A must try corner would be Makhan Fish and Chicken restaurant for the world famous Amritsar Fish – it is finger licking good. And of course one plate is not good enough.
Now after drooling over all this food lets head for some action. As I mentioned earlier in my post, not only we share our history with Pakistan, we also share our borders known as Wagha Border. Wagha border is extensively known for its ceremony between the soldiers two hours before sunset every day.

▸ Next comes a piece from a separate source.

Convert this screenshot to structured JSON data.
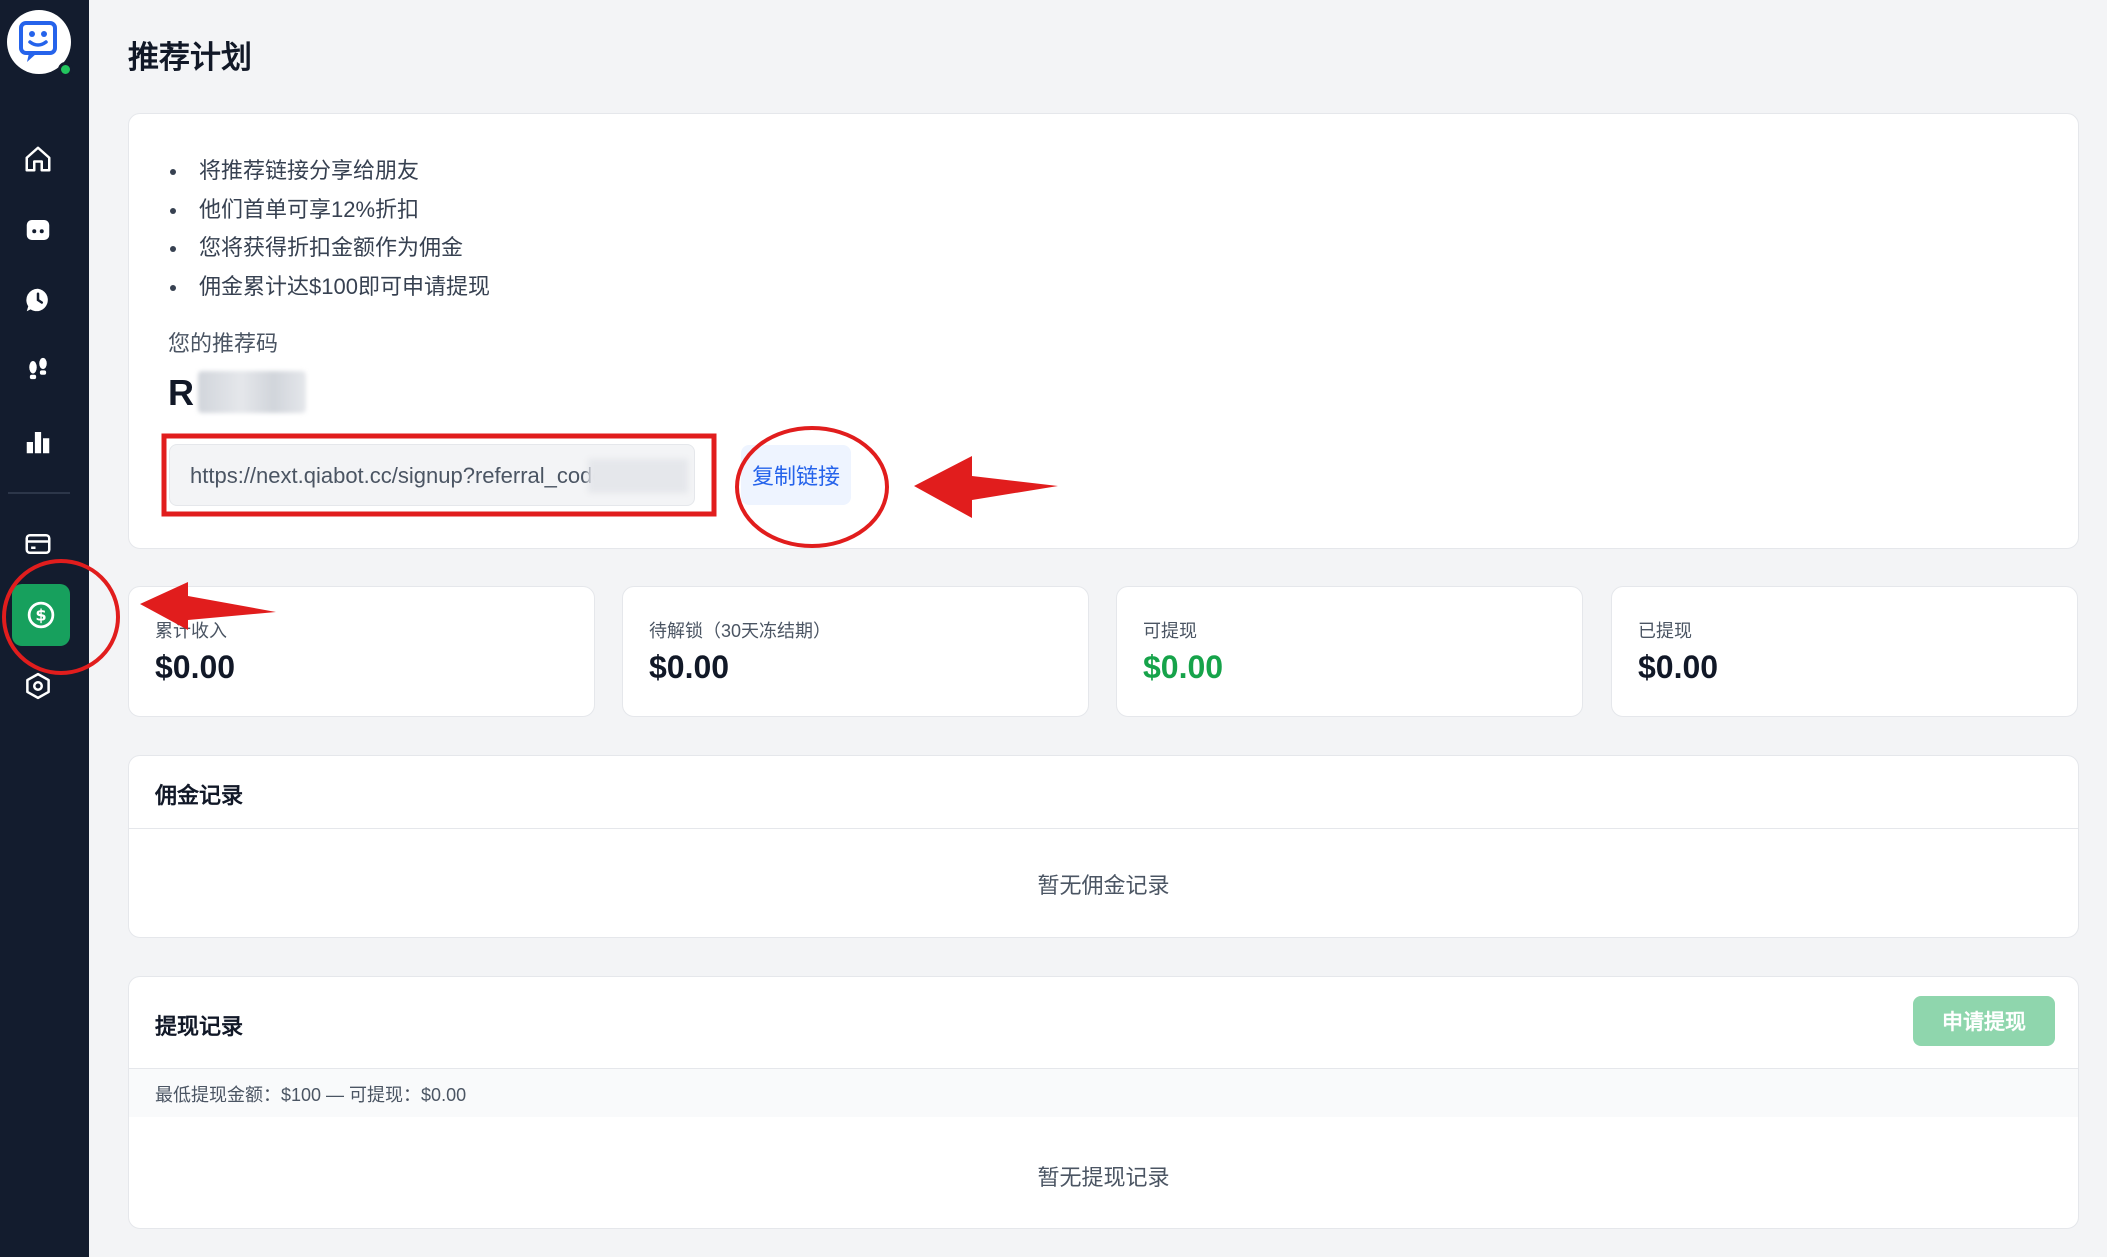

The ceremony is conducted by Pakistan Rangers & Indian Border Security Force (BSF).
The scene is set – sunset at the backdrop, rich history on both sides of the border, emotions on high on both sides, everyone chanting that their country rocks and the energy gets into your skin. So sit back while Jawans march towards each other, the border gates open, the flags are lowered and folded respectively and it ends with the handshake. I don’t know about others, but I had a lot of fun.

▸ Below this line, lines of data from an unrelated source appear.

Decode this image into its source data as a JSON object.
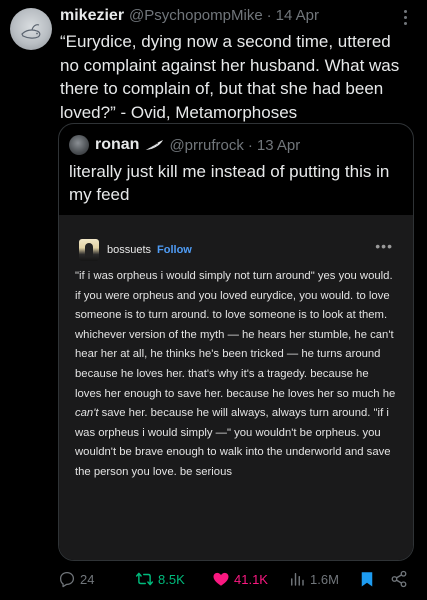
{
  "tweet": {
    "author_name": "mikezier",
    "author_handle": "@PsychopompMike",
    "separator": "·",
    "date": "14 Apr",
    "text": "“Eurydice, dying now a second time, uttered no complaint against her husband. What was there to complain of, but that she had been loved?” - Ovid, Metamorphoses"
  },
  "quote": {
    "author_name": "ronan",
    "author_handle": "@prrufrock",
    "separator": "·",
    "date": "13 Apr",
    "text": "literally just kill me instead of putting this in my feed"
  },
  "embedded_post": {
    "username": "bossuets",
    "follow_label": "Follow",
    "more": "•••",
    "body_1": "\"if i was orpheus i would simply not turn around\" yes you would. if you were orpheus and you loved eurydice, you would. to love someone is to turn around. to love someone is to look at them. whichever version of the myth — he hears her stumble, he can't hear her at all, he thinks he's been tricked — he turns around because he loves her. that's why it's a tragedy. because he loves her enough to save her. because he loves her so much he ",
    "body_em": "can't",
    "body_2": " save her. because he will always, always turn around. \"if i was orpheus i would simply —\" you wouldn't be orpheus. you wouldn't be brave enough to walk into the underworld and save the person you love. be serious"
  },
  "actions": {
    "replies": "24",
    "retweets": "8.5K",
    "likes": "41.1K",
    "views": "1.6M"
  },
  "colors": {
    "background": "#000000",
    "text": "#e7e9ea",
    "muted": "#71767b",
    "retweet_active": "#00ba7c",
    "like_active": "#f91880",
    "bookmark_active": "#1d9bf0",
    "follow_link": "#4f9cf5"
  },
  "icons": {
    "more": "more-horizontal-icon",
    "reply": "reply-icon",
    "retweet": "retweet-icon",
    "like": "heart-icon",
    "views": "views-icon",
    "bookmark": "bookmark-icon",
    "share": "share-icon",
    "feather": "feather-icon"
  }
}
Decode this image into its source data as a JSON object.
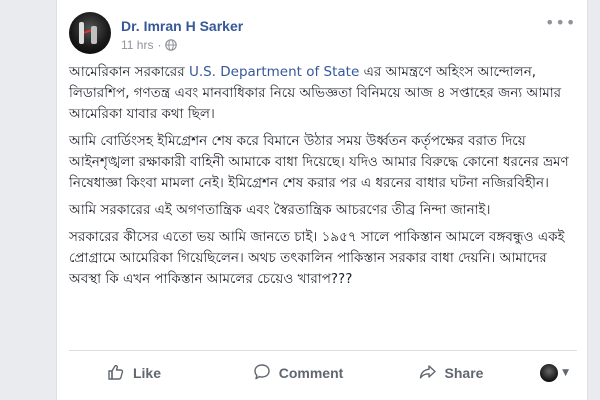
{
  "post": {
    "author": "Dr. Imran H Sarker",
    "time": "11 hrs",
    "separator": "·",
    "paragraphs": {
      "p1_prefix": "আমেরিকান সরকারের ",
      "p1_link": "U.S. Department of State",
      "p1_suffix": " এর আমন্ত্রণে অহিংস আন্দোলন, লিডারশিপ, গণতন্ত্র এবং মানবাধিকার নিয়ে অভিজ্ঞতা বিনিময়ে আজ ৪ সপ্তাহের জন্য আমার আমেরিকা যাবার কথা ছিল।",
      "p2": "আমি বোর্ডিংসহ ইমিগ্রেশন শেষ করে বিমানে উঠার সময় উর্ধ্বতন কর্তৃপক্ষের বরাত দিয়ে আইনশৃঙ্খলা রক্ষাকারী বাহিনী আমাকে বাধা দিয়েছে। যদিও আমার বিরুদ্ধে কোনো ধরনের ভ্রমণ নিষেধাজ্ঞা কিংবা মামলা নেই। ইমিগ্রেশন শেষ করার পর এ ধরনের বাধার ঘটনা নজিরবিহীন।",
      "p3": "আমি সরকারের এই অগণতান্ত্রিক এবং স্বৈরতান্ত্রিক আচরণের তীব্র নিন্দা জানাই।",
      "p4": "সরকারের কীসের এতো ভয় আমি জানতে চাই। ১৯৫৭ সালে পাকিস্তান আমলে বঙ্গবন্ধুও একই প্রোগ্রামে আমেরিকা গিয়েছিলেন। অথচ তৎকালিন পাকিস্তান সরকার বাধা দেয়নি। আমাদের অবস্থা কি এখন পাকিস্তান আমলের চেয়েও খারাপ???"
    }
  },
  "actions": {
    "like": "Like",
    "comment": "Comment",
    "share": "Share"
  },
  "colors": {
    "link": "#365899",
    "text": "#1d2129",
    "muted": "#90949c",
    "action": "#606770"
  },
  "icons": {
    "audience": "globe-icon",
    "menu": "more-options-icon",
    "like": "thumbs-up-icon",
    "comment": "comment-bubble-icon",
    "share": "share-arrow-icon"
  }
}
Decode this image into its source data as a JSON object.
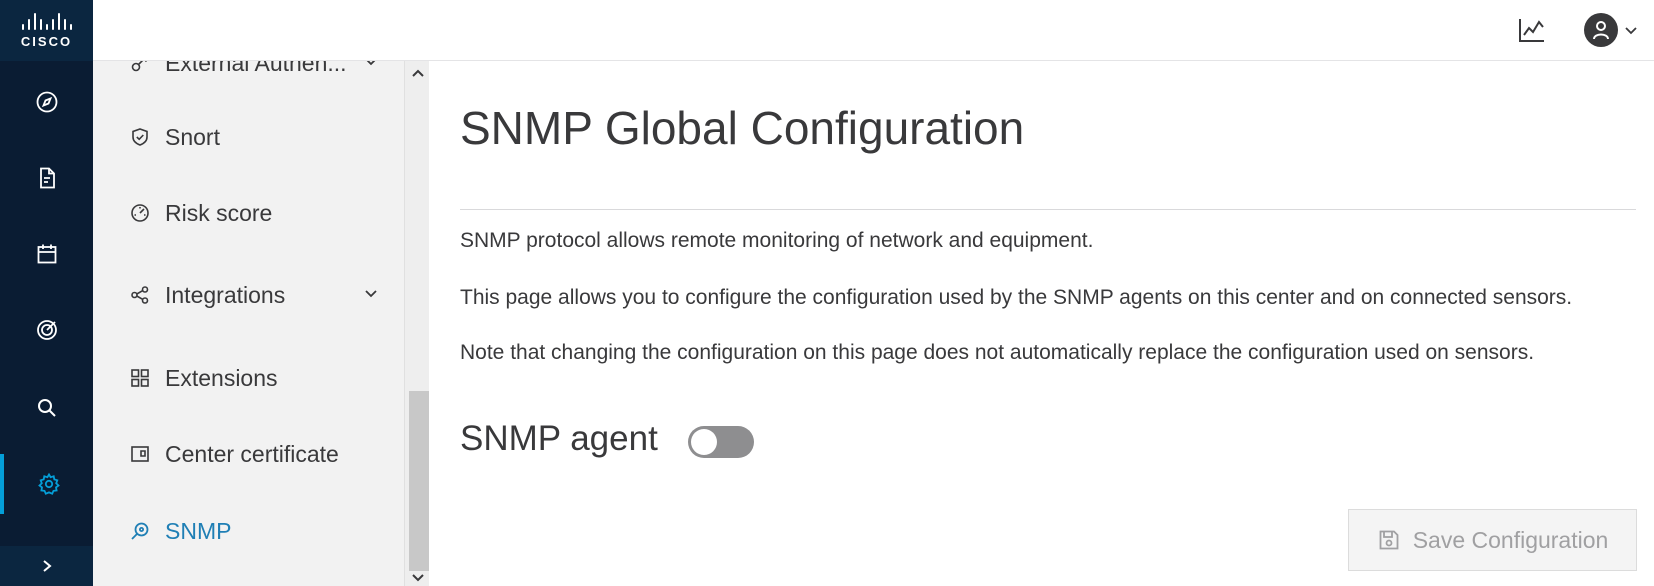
{
  "brand": {
    "logo_text": "CISCO"
  },
  "rail": {
    "items": [
      {
        "icon": "compass-icon",
        "name": "explore"
      },
      {
        "icon": "document-icon",
        "name": "reports"
      },
      {
        "icon": "calendar-icon",
        "name": "events"
      },
      {
        "icon": "target-icon",
        "name": "monitoring"
      },
      {
        "icon": "search-icon",
        "name": "search"
      },
      {
        "icon": "gear-icon",
        "name": "admin",
        "active": true
      }
    ],
    "expand_icon": "chevron-right-icon"
  },
  "topbar": {
    "stats_icon": "line-chart-icon",
    "user_icon": "user-avatar-icon"
  },
  "submenu": {
    "items": [
      {
        "label": "External Authen...",
        "icon": "key-icon",
        "has_chevron": true
      },
      {
        "label": "Snort",
        "icon": "shield-check-icon"
      },
      {
        "label": "Risk score",
        "icon": "gauge-icon"
      },
      {
        "label": "Integrations",
        "icon": "share-nodes-icon",
        "has_chevron": true
      },
      {
        "label": "Extensions",
        "icon": "grid-icon"
      },
      {
        "label": "Center certificate",
        "icon": "certificate-icon"
      },
      {
        "label": "SNMP",
        "icon": "snmp-search-icon",
        "active": true
      }
    ]
  },
  "main": {
    "title": "SNMP Global Configuration",
    "paragraphs": [
      "SNMP protocol allows remote monitoring of network and equipment.",
      "This page allows you to configure the configuration used by the SNMP agents on this center and on connected sensors.",
      "Note that changing the configuration on this page does not automatically replace the configuration used on sensors."
    ],
    "agent_label": "SNMP agent",
    "agent_enabled": false,
    "save_label": "Save Configuration"
  },
  "colors": {
    "rail_bg": "#0a1c33",
    "accent": "#049fd9",
    "active_text": "#1f7fb5"
  }
}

One thing to notice – when these Jawans march – its incredible how high this gets. Don’t believe me – watch!
Of course, we could not resist taking a picture with these Jawans.
One Tip: Try to leave after the crowd or before as its gets a little out of control, also understand that the parking is quite far from the viewer’s point due to security.
We stayed an additional day and I took a hike trip to Vaishni Devi Temple.
One of the most well-known temple situated within the Jammu & Kashmir state, located in Katra at Trikuta Mountains. The temple is dedicated to the 3 Goddess – Mahakali, MahaSaraswati & Mahalakshmi. You would have to take a bus ride from Amritsar to Katra which is 250-300kms by road and takes about 6-8 hours by road. You can take a flight, but I personally enjoy the road trips as the views are breath-taking.
Once you reach Katra, the shrine is situated at 5,200 ft above sea level. The shrine is situated within a cave in the Trikuta Mountain and takes a trek of 12kms. You can walk, or take a horse ride. I suggest walking as it’s a photographers paradise. You can also get a helicopter ride from and to Katra to Sanjichat (2kms from the shrine) and return for people who are unable to trek.
I enjoyed the trek up to the shrine, however on the way down I was excited to see the Helipad so I can get down to the base as soon as possible. You must be wondering why-Reason is sanitation. Unfortunately there are no clean toilets to and from and it was quite difficult to stress my bladder or intestines anymore. I would suggest the journey on liquid diet.
Everyone knows my love for mountains, trekking and sunsets. Well this was the perfect reason to stay motivated. This sunset was something else though and kept me mesmerized.
Beware of the monkeys on the way up to the shrine and back to the base. They are quite aggressive, but funny if you maintain your space. You can feed them and they will get quite friendly.
I am sorry that I was unable to add any pictures of the Holy Shrine – for that you have to hike up and be dedicated. Also taking pictures of this holy shrine is prohibited and as a strong believer and a good citizen I did not wish to break / amend the rules. We queued up from 04:00 am after having tea and biscuits and had some really peaceful sight of the shrine. Once again the peace and the feeling of being spiritually connected is beyond words to express or showcase through a photograph taken through a man made machine. Some experiences specially spiritual ones should be sensed, felt and immersed and we were glad that we were the chosen one. As there is a saying that only when “Ma” wishes, you will be able to take the trek to the shrine and we are glad we were lucky enough.
I was taught by the locals on how to balance the luggage on your head and walk. I think I am OK with my luggage on my shoulder.
Well, as you can see our 3 day journey was full of activities, loads of fun, a lot of finger licking food and great experiences – we hope this article will help you to make some right choices when planing or visiting Amritsar.
For now we say bye, stay tuned for the next city in India and this one is the Capital of India, Delhi – Our Next Stop.